sexually transmitted disease, such as AIDS, increasing the risk of breast
cancer from excess estrogen, and of blood clots that can lead to stroke from
synthetic progestin. Mandating such coverage shows neither respect for women's
health or freedom, nor respect for the consciences of those who do not want to take
part in such problematic initiatives.
The "religious employer" exemption offered by the Department is so
extremely narrow that it protects almost no one. Catholic institutions
providing health care and other services to the needy could be forced to fire
their non-Catholic employees and cease serving the poor and vulnerable of other
faiths-or stop providing health coverage at all. It has been said that Jesus
himself, or the Good Samaritan of his famous parable, would not qualify as
"religious enough" for the exemption, since they insisted on helping
people who did not share their view of God.
All these misguided efforts to foster false values among our youth, to
silence the voice of moral truth in the public domain, and to deprive believers
of their constitutionally-protected right to live according to their religious
convictions, must be resisted by education, public advocacy, and above all by
The founders of our nation understood that religion and morality are
essential to the survival of a freedom-loving society. John Adams expressed
this conviction, stating: "We have no government armed with power capable
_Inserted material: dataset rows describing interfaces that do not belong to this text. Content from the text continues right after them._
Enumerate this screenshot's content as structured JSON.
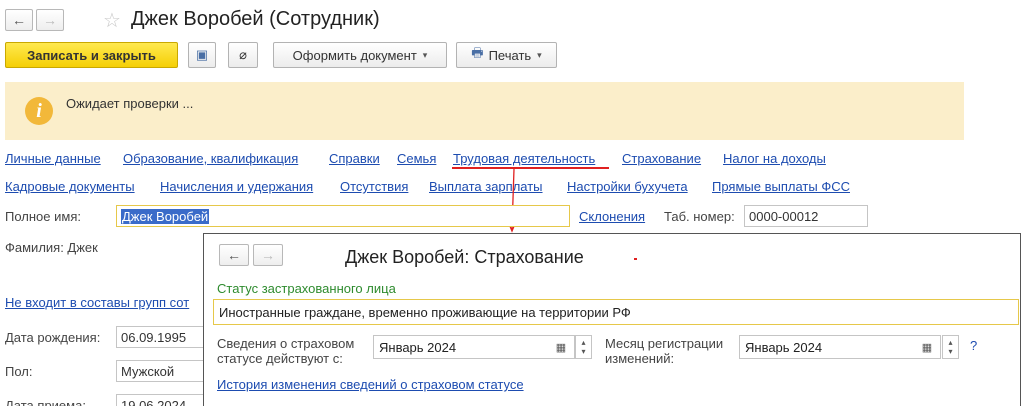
{
  "window": {
    "title": "Джек Воробей (Сотрудник)",
    "back_glyph": "←",
    "forward_glyph": "→",
    "favorite_glyph": "☆"
  },
  "toolbar": {
    "save_close_label": "Записать и закрыть",
    "save_glyph": "▣",
    "attach_glyph": "⌀",
    "make_document_label": "Оформить документ",
    "print_label": "Печать",
    "printer_glyph": "🖶",
    "dropdown_glyph": "▾"
  },
  "info": {
    "icon_glyph": "i",
    "text": "Ожидает проверки ..."
  },
  "links_row1": [
    "Личные данные",
    "Образование, квалификация",
    "Справки",
    "Семья",
    "Трудовая деятельность",
    "Страхование",
    "Налог на доходы"
  ],
  "links_row2": [
    "Кадровые документы",
    "Начисления и удержания",
    "Отсутствия",
    "Выплата зарплаты",
    "Настройки бухучета",
    "Прямые выплаты ФСС"
  ],
  "form": {
    "full_name_label": "Полное имя:",
    "full_name_value": "Джек Воробей",
    "declensions_link": "Склонения",
    "tab_number_label": "Таб. номер:",
    "tab_number_value": "0000-00012",
    "surname_label": "Фамилия: Джек",
    "groups_link": "Не входит в составы групп сот",
    "birth_date_label": "Дата рождения:",
    "birth_date_value": "06.09.1995",
    "gender_label": "Пол:",
    "gender_value": "Мужской",
    "hire_date_label": "Дата приема:",
    "hire_date_value": "19.06.2024"
  },
  "dialog": {
    "title": "Джек Воробей: Страхование",
    "status_label": "Статус застрахованного лица",
    "status_value": "Иностранные граждане, временно проживающие на территории РФ",
    "effective_label_line1": "Сведения о страховом",
    "effective_label_line2": "статусе действуют с:",
    "effective_value": "Январь 2024",
    "reg_month_label_line1": "Месяц регистрации",
    "reg_month_label_line2": "изменений:",
    "reg_month_value": "Январь 2024",
    "calendar_glyph": "▦",
    "spin_up": "▴",
    "spin_down": "▾",
    "help_glyph": "?",
    "history_link": "История изменения сведений о страховом статусе"
  },
  "colors": {
    "primary_button": "#f5cf05",
    "info_background": "#fbeeca",
    "link": "#1d4cb0",
    "annotation_red": "#e02020",
    "status_label_green": "#2e8b2e"
  }
}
of contending with human passions unbridled by morality and religion. Our
Constitution was made for a moral and religious people. It is wholly inadequate
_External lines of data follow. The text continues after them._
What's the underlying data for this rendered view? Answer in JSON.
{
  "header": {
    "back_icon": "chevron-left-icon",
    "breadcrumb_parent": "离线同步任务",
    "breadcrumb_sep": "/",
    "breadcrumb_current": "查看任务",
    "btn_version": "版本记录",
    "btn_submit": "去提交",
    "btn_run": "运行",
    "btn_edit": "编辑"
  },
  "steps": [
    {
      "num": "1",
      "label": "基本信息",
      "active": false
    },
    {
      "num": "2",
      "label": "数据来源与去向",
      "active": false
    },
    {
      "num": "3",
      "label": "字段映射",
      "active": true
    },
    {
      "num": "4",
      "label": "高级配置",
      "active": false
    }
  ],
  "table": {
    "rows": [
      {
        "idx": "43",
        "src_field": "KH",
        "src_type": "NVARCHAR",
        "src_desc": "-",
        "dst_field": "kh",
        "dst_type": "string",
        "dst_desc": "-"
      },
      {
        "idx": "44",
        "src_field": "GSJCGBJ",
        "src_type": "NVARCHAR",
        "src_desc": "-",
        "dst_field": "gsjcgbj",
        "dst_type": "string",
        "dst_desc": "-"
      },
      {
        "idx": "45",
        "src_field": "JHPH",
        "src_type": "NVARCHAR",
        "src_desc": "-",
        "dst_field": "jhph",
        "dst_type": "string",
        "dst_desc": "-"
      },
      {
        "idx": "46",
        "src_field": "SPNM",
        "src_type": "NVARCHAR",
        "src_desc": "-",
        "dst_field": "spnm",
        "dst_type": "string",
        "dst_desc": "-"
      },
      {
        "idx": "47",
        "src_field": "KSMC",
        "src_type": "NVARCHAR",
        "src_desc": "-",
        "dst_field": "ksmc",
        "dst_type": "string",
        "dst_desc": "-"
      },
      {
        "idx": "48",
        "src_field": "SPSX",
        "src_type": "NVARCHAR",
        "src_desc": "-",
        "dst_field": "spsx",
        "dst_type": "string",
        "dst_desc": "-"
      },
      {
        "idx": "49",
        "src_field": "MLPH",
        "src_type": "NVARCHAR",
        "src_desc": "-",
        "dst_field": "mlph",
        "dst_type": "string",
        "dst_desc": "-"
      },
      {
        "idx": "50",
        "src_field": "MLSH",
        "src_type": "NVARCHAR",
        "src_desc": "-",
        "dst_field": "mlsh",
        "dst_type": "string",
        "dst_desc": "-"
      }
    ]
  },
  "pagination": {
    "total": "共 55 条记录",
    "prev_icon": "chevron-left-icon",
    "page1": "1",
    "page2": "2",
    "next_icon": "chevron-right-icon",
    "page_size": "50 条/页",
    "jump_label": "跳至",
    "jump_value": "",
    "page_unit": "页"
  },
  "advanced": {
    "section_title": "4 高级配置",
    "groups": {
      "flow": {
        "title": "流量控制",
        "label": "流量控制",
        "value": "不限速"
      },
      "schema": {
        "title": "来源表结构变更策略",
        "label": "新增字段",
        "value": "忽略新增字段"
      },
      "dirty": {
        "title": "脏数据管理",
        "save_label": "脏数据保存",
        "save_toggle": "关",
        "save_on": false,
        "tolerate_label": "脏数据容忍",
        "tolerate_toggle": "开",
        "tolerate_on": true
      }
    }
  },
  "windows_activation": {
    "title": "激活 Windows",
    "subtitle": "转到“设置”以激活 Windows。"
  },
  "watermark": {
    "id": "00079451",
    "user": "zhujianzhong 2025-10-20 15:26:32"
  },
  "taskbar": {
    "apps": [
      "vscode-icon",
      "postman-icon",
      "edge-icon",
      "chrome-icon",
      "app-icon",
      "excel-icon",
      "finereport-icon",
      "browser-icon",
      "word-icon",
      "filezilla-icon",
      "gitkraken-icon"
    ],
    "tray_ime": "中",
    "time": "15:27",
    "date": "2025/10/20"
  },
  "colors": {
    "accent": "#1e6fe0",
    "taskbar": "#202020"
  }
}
for the government of any other."
Catholics must not shrink from the obligation to assert the values and
principles we hold essential to the common good, beginning with the right to
life of every human being and the right of every woman and man to express and
live by his or her religious beliefs and well-formed conscience.
As Pope Benedict XVI reminded us last year in one of his Ad Limina addresses
to visiting bishops, "a society can be built only by tirelessly
respecting, promoting and teaching the transcendent nature of the human
person." That common nature transcends all accidental differences of age,
race, strength, or conditions of dependency, preparing us to be one human
family under God.
During this Respect Life Month, as we celebrate God's great gift of life,
let us pray and reflect on how each of us might renew our commitment and
witness to "respecting, promoting and teaching the transcendent nature of
the human person," thereby shoring up the foundations of a society sorely
in need of this guidance.